### [Task instructions]
Exactly as written, return all the data, leaving its pictures behind.

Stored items

Content starts

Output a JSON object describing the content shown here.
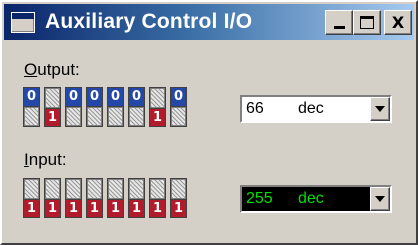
{
  "window": {
    "title": "Auxiliary Control I/O",
    "buttons": {
      "minimize": "_",
      "maximize": "□",
      "close": "X"
    }
  },
  "output": {
    "label_prefix": "O",
    "label_rest": "utput:",
    "bits": [
      "0",
      "1",
      "0",
      "0",
      "0",
      "0",
      "1",
      "0"
    ],
    "value": "66",
    "format": "dec"
  },
  "input": {
    "label_prefix": "I",
    "label_rest": "nput:",
    "bits": [
      "1",
      "1",
      "1",
      "1",
      "1",
      "1",
      "1",
      "1"
    ],
    "value": "255",
    "format": "dec"
  },
  "colors": {
    "bit_zero": "#2348a8",
    "bit_one": "#b01c2c",
    "input_display_bg": "#000000",
    "input_display_text": "#00e000"
  }
}
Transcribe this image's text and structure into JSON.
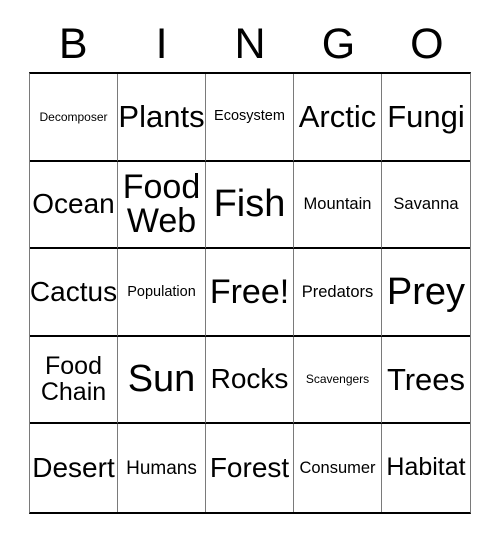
{
  "card": {
    "type": "bingo-card",
    "header_letters": [
      "B",
      "I",
      "N",
      "G",
      "O"
    ],
    "columns": 5,
    "rows": 5,
    "text_color": "#000000",
    "background_color": "#ffffff",
    "grid_line_color": "#7a7a7a",
    "grid_border_color": "#000000",
    "cells": [
      {
        "label": "Decomposer",
        "size": "fs-xxs"
      },
      {
        "label": "Plants",
        "size": "fs-xxl"
      },
      {
        "label": "Ecosystem",
        "size": "fs-xs"
      },
      {
        "label": "Arctic",
        "size": "fs-xxl"
      },
      {
        "label": "Fungi",
        "size": "fs-xxl"
      },
      {
        "label": "Ocean",
        "size": "fs-xl"
      },
      {
        "label": "Food\nWeb",
        "size": "fs-xxxl"
      },
      {
        "label": "Fish",
        "size": "fs-huge"
      },
      {
        "label": "Mountain",
        "size": "fs-s"
      },
      {
        "label": "Savanna",
        "size": "fs-s"
      },
      {
        "label": "Cactus",
        "size": "fs-xl"
      },
      {
        "label": "Population",
        "size": "fs-xs"
      },
      {
        "label": "Free!",
        "size": "fs-xxxl"
      },
      {
        "label": "Predators",
        "size": "fs-s"
      },
      {
        "label": "Prey",
        "size": "fs-huge"
      },
      {
        "label": "Food\nChain",
        "size": "fs-l"
      },
      {
        "label": "Sun",
        "size": "fs-huge"
      },
      {
        "label": "Rocks",
        "size": "fs-xl"
      },
      {
        "label": "Scavengers",
        "size": "fs-xxs"
      },
      {
        "label": "Trees",
        "size": "fs-xxl"
      },
      {
        "label": "Desert",
        "size": "fs-xl"
      },
      {
        "label": "Humans",
        "size": "fs-m"
      },
      {
        "label": "Forest",
        "size": "fs-xl"
      },
      {
        "label": "Consumer",
        "size": "fs-s"
      },
      {
        "label": "Habitat",
        "size": "fs-l"
      }
    ]
  }
}
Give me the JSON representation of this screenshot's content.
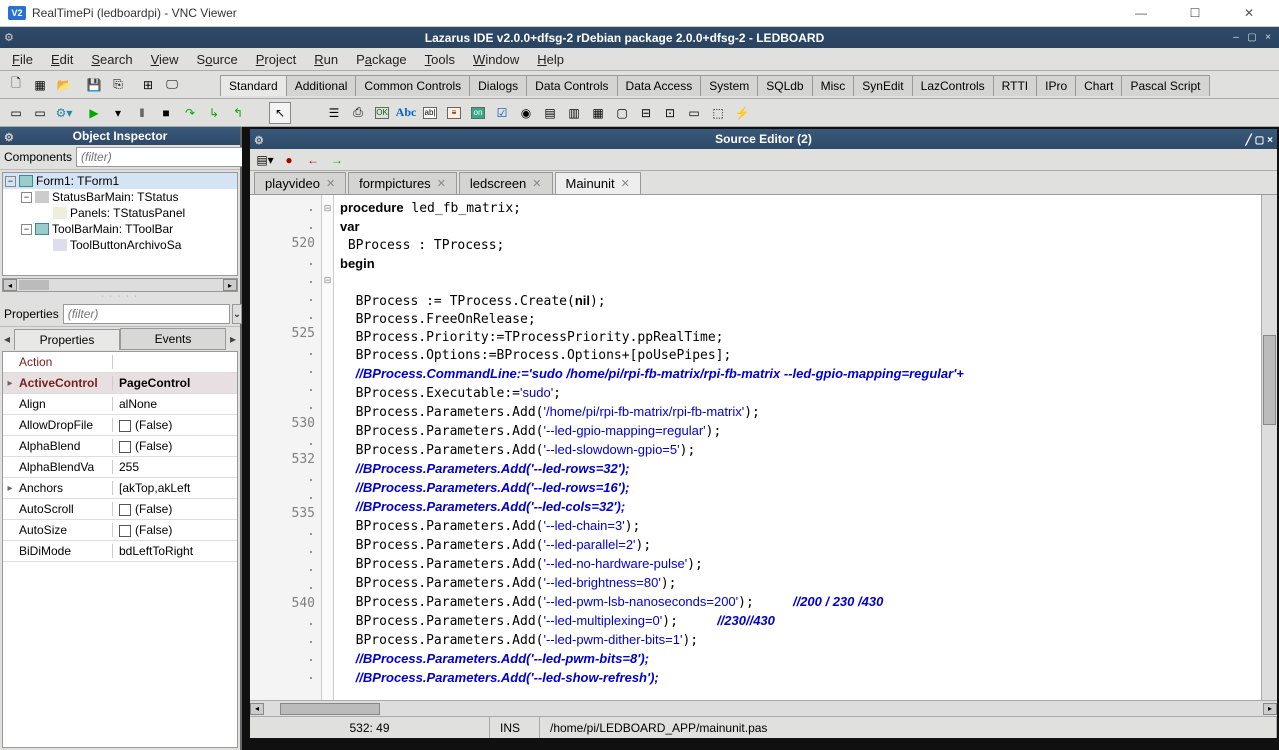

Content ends

### [Output for this exercise]
Output a JSON object describing the content shown here.
{
  "window": {
    "title": "Auxiliary Control I/O",
    "buttons": {
      "minimize": "_",
      "maximize": "□",
      "close": "X"
    }
  },
  "output": {
    "label_prefix": "O",
    "label_rest": "utput:",
    "bits": [
      "0",
      "1",
      "0",
      "0",
      "0",
      "0",
      "1",
      "0"
    ],
    "value": "66",
    "format": "dec"
  },
  "input": {
    "label_prefix": "I",
    "label_rest": "nput:",
    "bits": [
      "1",
      "1",
      "1",
      "1",
      "1",
      "1",
      "1",
      "1"
    ],
    "value": "255",
    "format": "dec"
  },
  "colors": {
    "bit_zero": "#2348a8",
    "bit_one": "#b01c2c",
    "input_display_bg": "#000000",
    "input_display_text": "#00e000"
  }
}
Transcribe this image's text and structure into JSON.
{
  "card": {
    "type": "bingo-card",
    "header_letters": [
      "B",
      "I",
      "N",
      "G",
      "O"
    ],
    "columns": 5,
    "rows": 5,
    "text_color": "#000000",
    "background_color": "#ffffff",
    "grid_line_color": "#7a7a7a",
    "grid_border_color": "#000000",
    "cells": [
      {
        "label": "Decomposer",
        "size": "fs-xxs"
      },
      {
        "label": "Plants",
        "size": "fs-xxl"
      },
      {
        "label": "Ecosystem",
        "size": "fs-xs"
      },
      {
        "label": "Arctic",
        "size": "fs-xxl"
      },
      {
        "label": "Fungi",
        "size": "fs-xxl"
      },
      {
        "label": "Ocean",
        "size": "fs-xl"
      },
      {
        "label": "Food\nWeb",
        "size": "fs-xxxl"
      },
      {
        "label": "Fish",
        "size": "fs-huge"
      },
      {
        "label": "Mountain",
        "size": "fs-s"
      },
      {
        "label": "Savanna",
        "size": "fs-s"
      },
      {
        "label": "Cactus",
        "size": "fs-xl"
      },
      {
        "label": "Population",
        "size": "fs-xs"
      },
      {
        "label": "Free!",
        "size": "fs-xxxl"
      },
      {
        "label": "Predators",
        "size": "fs-s"
      },
      {
        "label": "Prey",
        "size": "fs-huge"
      },
      {
        "label": "Food\nChain",
        "size": "fs-l"
      },
      {
        "label": "Sun",
        "size": "fs-huge"
      },
      {
        "label": "Rocks",
        "size": "fs-xl"
      },
      {
        "label": "Scavengers",
        "size": "fs-xxs"
      },
      {
        "label": "Trees",
        "size": "fs-xxl"
      },
      {
        "label": "Desert",
        "size": "fs-xl"
      },
      {
        "label": "Humans",
        "size": "fs-m"
      },
      {
        "label": "Forest",
        "size": "fs-xl"
      },
      {
        "label": "Consumer",
        "size": "fs-s"
      },
      {
        "label": "Habitat",
        "size": "fs-l"
      }
    ]
  }
}
Give me the JSON representation of this screenshot's content.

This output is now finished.